▶ [REQUIRED WORK] Exclude the images and repeat all remaining entries exactly.

▶ [PROVIDED DATA]
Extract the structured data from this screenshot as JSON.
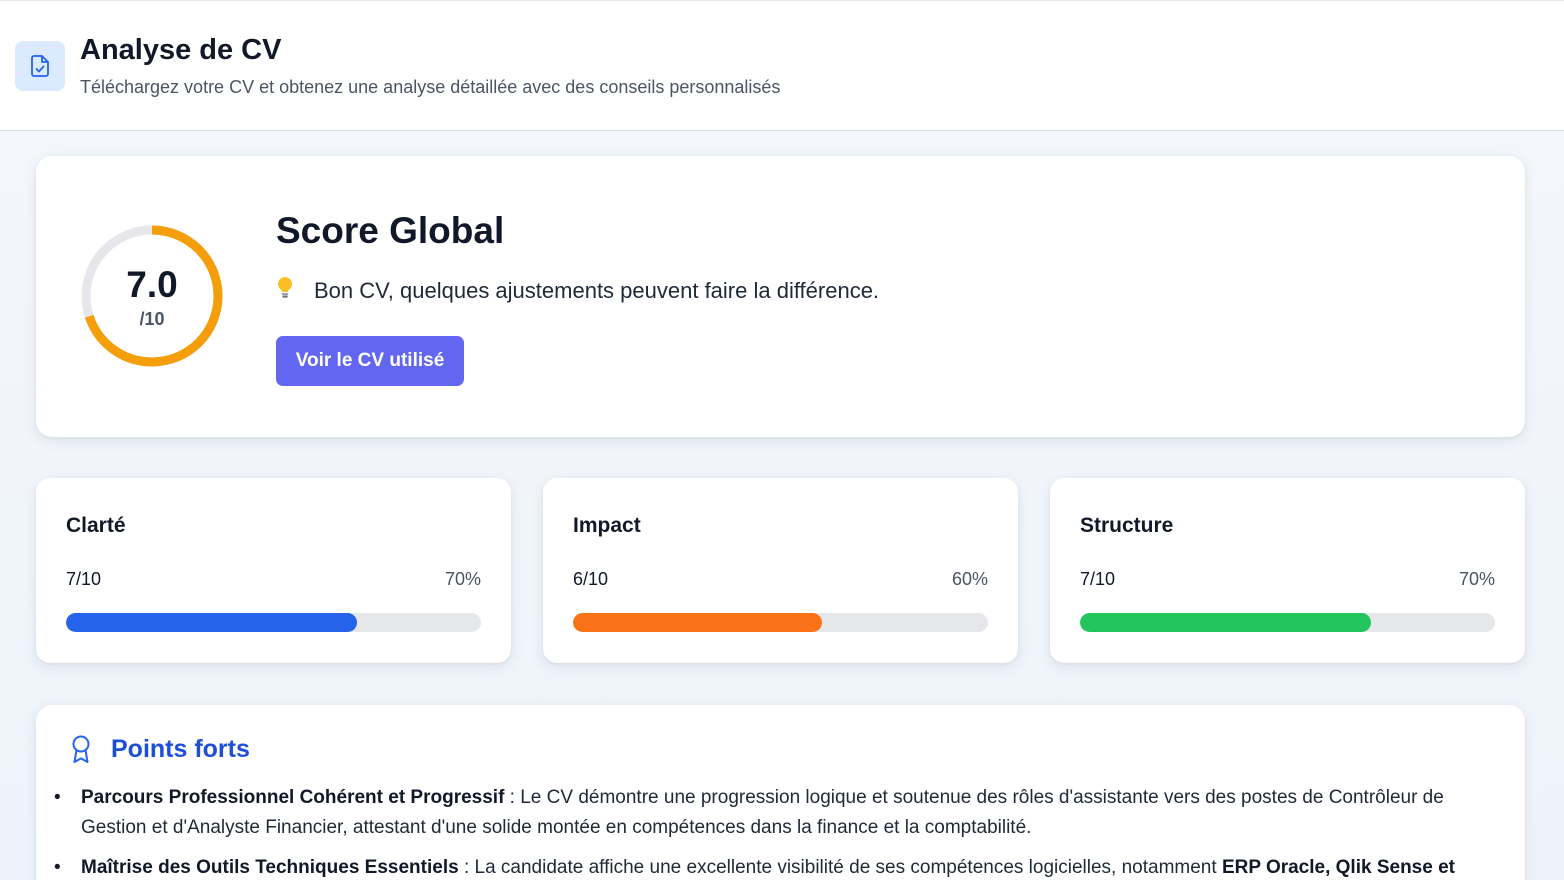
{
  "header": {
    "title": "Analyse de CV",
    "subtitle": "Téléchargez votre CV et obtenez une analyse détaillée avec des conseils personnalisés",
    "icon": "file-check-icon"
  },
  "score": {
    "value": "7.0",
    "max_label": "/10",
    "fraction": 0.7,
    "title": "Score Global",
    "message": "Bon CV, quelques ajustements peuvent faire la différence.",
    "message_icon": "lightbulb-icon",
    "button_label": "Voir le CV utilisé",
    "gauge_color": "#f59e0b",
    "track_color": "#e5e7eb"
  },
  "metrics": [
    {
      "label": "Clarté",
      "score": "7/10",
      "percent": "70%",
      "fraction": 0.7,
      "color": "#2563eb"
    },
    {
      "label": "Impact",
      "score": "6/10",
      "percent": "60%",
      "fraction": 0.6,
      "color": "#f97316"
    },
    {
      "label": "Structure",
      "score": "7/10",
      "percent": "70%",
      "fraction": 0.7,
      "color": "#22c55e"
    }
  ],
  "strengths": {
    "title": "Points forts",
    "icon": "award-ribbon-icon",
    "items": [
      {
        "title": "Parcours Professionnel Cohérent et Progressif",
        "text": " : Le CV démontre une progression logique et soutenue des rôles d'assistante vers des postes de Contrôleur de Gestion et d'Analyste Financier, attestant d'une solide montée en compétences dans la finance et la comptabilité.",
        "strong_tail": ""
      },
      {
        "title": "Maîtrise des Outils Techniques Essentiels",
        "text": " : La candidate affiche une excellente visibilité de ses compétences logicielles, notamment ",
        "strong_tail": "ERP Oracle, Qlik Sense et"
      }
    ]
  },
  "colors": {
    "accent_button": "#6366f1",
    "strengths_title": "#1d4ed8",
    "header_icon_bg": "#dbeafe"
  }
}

▶ [PROBLEM SOLUTION]
Extract the structured data from this screenshot as JSON.
{
  "header": {
    "title": "Analyse de CV",
    "subtitle": "Téléchargez votre CV et obtenez une analyse détaillée avec des conseils personnalisés",
    "icon": "file-check-icon"
  },
  "score": {
    "value": "7.0",
    "max_label": "/10",
    "fraction": 0.7,
    "title": "Score Global",
    "message": "Bon CV, quelques ajustements peuvent faire la différence.",
    "message_icon": "lightbulb-icon",
    "button_label": "Voir le CV utilisé",
    "gauge_color": "#f59e0b",
    "track_color": "#e5e7eb"
  },
  "metrics": [
    {
      "label": "Clarté",
      "score": "7/10",
      "percent": "70%",
      "fraction": 0.7,
      "color": "#2563eb"
    },
    {
      "label": "Impact",
      "score": "6/10",
      "percent": "60%",
      "fraction": 0.6,
      "color": "#f97316"
    },
    {
      "label": "Structure",
      "score": "7/10",
      "percent": "70%",
      "fraction": 0.7,
      "color": "#22c55e"
    }
  ],
  "strengths": {
    "title": "Points forts",
    "icon": "award-ribbon-icon",
    "items": [
      {
        "title": "Parcours Professionnel Cohérent et Progressif",
        "text": " : Le CV démontre une progression logique et soutenue des rôles d'assistante vers des postes de Contrôleur de Gestion et d'Analyste Financier, attestant d'une solide montée en compétences dans la finance et la comptabilité.",
        "strong_tail": ""
      },
      {
        "title": "Maîtrise des Outils Techniques Essentiels",
        "text": " : La candidate affiche une excellente visibilité de ses compétences logicielles, notamment ",
        "strong_tail": "ERP Oracle, Qlik Sense et"
      }
    ]
  },
  "colors": {
    "accent_button": "#6366f1",
    "strengths_title": "#1d4ed8",
    "header_icon_bg": "#dbeafe"
  }
}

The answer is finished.